* THE TASK:
Go through the records below and copy out every line holding "code".

* Saved data entries:
--- START ---

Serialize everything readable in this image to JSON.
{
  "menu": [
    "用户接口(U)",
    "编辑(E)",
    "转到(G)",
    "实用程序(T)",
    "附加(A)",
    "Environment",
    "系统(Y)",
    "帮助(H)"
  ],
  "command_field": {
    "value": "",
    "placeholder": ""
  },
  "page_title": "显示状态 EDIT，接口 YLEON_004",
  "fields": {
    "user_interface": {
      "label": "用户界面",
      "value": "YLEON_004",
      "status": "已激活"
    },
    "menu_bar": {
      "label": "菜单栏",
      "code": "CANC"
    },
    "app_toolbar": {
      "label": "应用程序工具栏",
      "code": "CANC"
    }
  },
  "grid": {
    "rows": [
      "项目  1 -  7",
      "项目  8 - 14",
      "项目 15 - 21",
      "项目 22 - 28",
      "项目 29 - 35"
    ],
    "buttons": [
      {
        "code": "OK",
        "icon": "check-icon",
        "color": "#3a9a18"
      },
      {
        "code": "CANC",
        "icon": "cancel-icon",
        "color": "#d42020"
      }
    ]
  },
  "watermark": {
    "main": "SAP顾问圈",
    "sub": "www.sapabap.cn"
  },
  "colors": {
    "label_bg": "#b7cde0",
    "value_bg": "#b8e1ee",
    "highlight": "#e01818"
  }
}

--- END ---

* WRITTEN RESPONSE:
      "code": "CANC"
      "code": "CANC"
        "code": "OK",
        "code": "CANC",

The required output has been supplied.